with a short history of his writing career. He explains that all of his previous books have naïvely assumed the fact of evolution, which meant that he never got around to laying out the evidence that it [evolution] is true. This shouldn't be too surprising: science is an edifice of tested assumptions, and just as physicists must assume the truth of gravity before moving on to quantum mechanics, so do biologists depend on the reality of evolution. It's the theory that makes every other theory possible.Yet Dawkins also came to realize that a disturbingly large percentage of the American and British public didn't share his enthusiasm for evolution. In fact, they actively abhorred the idea, since it seemed to contradict the Bible and diminish the role of God. So Dawkins decided to write a book for these history-deniers, in which he would dispassionately demonstrate the truth of evolution beyond sane, informed, intelligent doubt.After only a few pages of The Greatest Show on Earth
, however, it becomes clear that Dawkins doesn't do dispassionate, and that he's not particularly interested in convincing believers to believe in evolution. He repeatedly compares creationists and Holocaust deniers, which is a peculiar way of reaching out to the other side. Elsewhere, Dawkins calls those who don't subscribe to evolution ignorant, fatuously ignorant and ridiculous. All of which raises the point: who, exactly, is supposed to read this book? Is Dawkins preaching to the choir or trying to convert the uninformed? While The Greatest Show on Earth
might fail as a work of persuasive rhetoric—Dawkins is too angry and acerbic to convince his opponents—it succeeds as an encyclopedic summary of evolutionary biology. If Charles Darwin walked into a 21st-century bookstore and wanted to know how his theory had fared, this is the book he should pick up.Dawkins remains a superb translator of complex scientific concepts. It doesn't matter if he's spinning metaphors for the fossil record (like a spy camera in a murder trial) or deftly explaining the method by which scientists measure the genetic difference between distinct species: he has a way of making the drollest details feel like a revelation. Even if one already believes in the survival of the fittest, there is something thrilling about learning that the hoof of a horse is homologous to the fingernail of the human middle finger, or that some dinosaurs had a second brain of ganglion cells in their pelvis, which helped compensate for the tiny brain in their head. As Darwin famously noted, There is grandeur in this view of life. What Dawkins demonstrates is that this view of life isn't just grand: it's also undeniably true. Color illus. (Sept. 29)Jonah Lehrer is the author of
How We Decide and
Proust Was a Neuroscientist.
Copyright © Reed Business Information, a division of Reed Elsevier Inc. All rights reserved.

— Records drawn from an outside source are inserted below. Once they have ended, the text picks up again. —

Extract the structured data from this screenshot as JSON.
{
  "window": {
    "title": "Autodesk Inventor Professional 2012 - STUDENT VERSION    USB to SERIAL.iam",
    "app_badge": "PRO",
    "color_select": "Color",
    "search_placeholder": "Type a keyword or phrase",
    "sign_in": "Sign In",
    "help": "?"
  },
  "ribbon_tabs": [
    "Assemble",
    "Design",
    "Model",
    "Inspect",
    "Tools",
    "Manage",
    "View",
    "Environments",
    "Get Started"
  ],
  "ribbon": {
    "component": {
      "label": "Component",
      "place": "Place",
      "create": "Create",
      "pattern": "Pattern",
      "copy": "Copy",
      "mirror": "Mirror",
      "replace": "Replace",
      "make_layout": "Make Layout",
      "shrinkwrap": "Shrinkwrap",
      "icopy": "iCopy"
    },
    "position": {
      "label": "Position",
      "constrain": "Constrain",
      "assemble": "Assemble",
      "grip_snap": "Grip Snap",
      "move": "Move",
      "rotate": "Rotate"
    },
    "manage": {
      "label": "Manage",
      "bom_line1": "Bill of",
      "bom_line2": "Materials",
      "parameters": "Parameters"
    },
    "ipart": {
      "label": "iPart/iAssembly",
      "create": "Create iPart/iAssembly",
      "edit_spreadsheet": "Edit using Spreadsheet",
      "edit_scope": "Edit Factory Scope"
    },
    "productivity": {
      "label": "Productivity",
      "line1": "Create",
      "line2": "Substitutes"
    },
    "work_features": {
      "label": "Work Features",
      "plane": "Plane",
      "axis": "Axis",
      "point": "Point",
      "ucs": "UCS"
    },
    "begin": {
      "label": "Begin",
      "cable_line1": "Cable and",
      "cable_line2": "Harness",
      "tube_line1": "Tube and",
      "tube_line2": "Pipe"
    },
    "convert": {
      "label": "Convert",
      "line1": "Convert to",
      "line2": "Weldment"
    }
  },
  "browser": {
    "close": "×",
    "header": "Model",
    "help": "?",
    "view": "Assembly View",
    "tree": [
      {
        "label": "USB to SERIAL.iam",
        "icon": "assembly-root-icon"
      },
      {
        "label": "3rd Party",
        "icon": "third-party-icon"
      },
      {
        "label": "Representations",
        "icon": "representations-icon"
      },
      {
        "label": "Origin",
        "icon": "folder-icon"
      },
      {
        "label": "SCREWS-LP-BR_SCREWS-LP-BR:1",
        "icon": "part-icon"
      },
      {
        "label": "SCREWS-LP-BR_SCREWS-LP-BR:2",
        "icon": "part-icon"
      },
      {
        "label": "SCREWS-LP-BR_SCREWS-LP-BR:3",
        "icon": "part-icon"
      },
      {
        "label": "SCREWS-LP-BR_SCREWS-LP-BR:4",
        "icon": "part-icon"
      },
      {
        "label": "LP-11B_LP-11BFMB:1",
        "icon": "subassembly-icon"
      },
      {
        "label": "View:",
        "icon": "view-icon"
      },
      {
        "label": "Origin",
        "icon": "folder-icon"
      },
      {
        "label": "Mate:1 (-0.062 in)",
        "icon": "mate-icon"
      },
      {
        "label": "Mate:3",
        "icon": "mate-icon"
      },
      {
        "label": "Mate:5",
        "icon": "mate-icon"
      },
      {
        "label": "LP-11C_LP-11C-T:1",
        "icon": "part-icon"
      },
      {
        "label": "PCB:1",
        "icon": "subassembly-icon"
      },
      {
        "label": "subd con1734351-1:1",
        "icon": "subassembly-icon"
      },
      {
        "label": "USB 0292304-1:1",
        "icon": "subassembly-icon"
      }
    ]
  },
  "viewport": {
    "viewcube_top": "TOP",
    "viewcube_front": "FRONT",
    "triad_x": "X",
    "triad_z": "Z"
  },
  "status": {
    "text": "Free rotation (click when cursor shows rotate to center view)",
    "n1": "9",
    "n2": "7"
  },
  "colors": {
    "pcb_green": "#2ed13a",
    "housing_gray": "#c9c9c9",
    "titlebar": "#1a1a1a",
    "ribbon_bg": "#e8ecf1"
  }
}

"Like a detective reconstructing a crime" (San Francisco Chronicle
), Dawkins amasses a mountain of evidence in this richly illustrated, enormously readable explanation of the theory of evolution. Though Dawkins may have softened his attitude toward those who can reconcile their religious beliefs with evolution, he still harbors great hostility toward its detractors, equating them to Holocaust deniers—a label that riled the New York Times Book Review
. Objecting to Dawkins's abrasive dogmatism, many critics felt that the biologist is at his best when he forgets his opponents and focuses on the science. He is indeed a master of explaining complex scientific ideas to nonscientific readers, and though The Greatest Show on Earth
may not be his best book, it is a well-written, captivating review of the science behind the theory.